- Activity -
In the material below, which lines hold the word "修改主页"? Pick each one out.

- Provided material -
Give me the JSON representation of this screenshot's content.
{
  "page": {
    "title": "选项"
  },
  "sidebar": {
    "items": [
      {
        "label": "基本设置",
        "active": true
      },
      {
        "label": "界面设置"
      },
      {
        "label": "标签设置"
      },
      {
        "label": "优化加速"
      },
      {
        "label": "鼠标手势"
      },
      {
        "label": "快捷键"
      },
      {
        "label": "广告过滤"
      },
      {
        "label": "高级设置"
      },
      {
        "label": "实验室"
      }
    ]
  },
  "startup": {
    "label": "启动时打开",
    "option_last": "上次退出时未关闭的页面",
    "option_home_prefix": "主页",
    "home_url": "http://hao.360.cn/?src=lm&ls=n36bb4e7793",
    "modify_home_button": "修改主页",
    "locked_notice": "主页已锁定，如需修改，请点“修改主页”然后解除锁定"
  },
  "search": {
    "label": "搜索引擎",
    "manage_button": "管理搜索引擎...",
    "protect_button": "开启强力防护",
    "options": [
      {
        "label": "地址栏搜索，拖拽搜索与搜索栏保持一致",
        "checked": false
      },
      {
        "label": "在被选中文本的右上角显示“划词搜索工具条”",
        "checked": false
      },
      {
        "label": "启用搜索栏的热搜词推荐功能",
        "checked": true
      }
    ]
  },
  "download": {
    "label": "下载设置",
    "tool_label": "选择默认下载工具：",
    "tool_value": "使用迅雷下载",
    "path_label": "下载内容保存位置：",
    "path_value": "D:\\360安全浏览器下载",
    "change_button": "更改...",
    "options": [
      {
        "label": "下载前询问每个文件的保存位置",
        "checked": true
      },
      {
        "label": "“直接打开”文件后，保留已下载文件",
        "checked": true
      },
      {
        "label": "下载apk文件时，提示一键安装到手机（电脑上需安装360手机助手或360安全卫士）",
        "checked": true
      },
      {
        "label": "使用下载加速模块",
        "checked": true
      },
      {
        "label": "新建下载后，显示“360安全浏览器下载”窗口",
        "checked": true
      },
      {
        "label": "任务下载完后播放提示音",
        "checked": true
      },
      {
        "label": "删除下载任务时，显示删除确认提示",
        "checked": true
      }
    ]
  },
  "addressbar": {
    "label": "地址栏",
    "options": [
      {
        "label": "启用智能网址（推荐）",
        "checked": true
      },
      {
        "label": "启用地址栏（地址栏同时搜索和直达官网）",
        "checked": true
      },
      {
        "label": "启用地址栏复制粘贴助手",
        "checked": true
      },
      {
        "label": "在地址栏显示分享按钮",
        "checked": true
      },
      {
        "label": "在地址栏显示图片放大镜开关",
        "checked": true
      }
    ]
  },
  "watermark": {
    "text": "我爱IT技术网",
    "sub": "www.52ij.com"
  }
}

- Task output -
    "modify_home_button": "修改主页",
    "locked_notice": "主页已锁定，如需修改，请点“修改主页”然后解除锁定"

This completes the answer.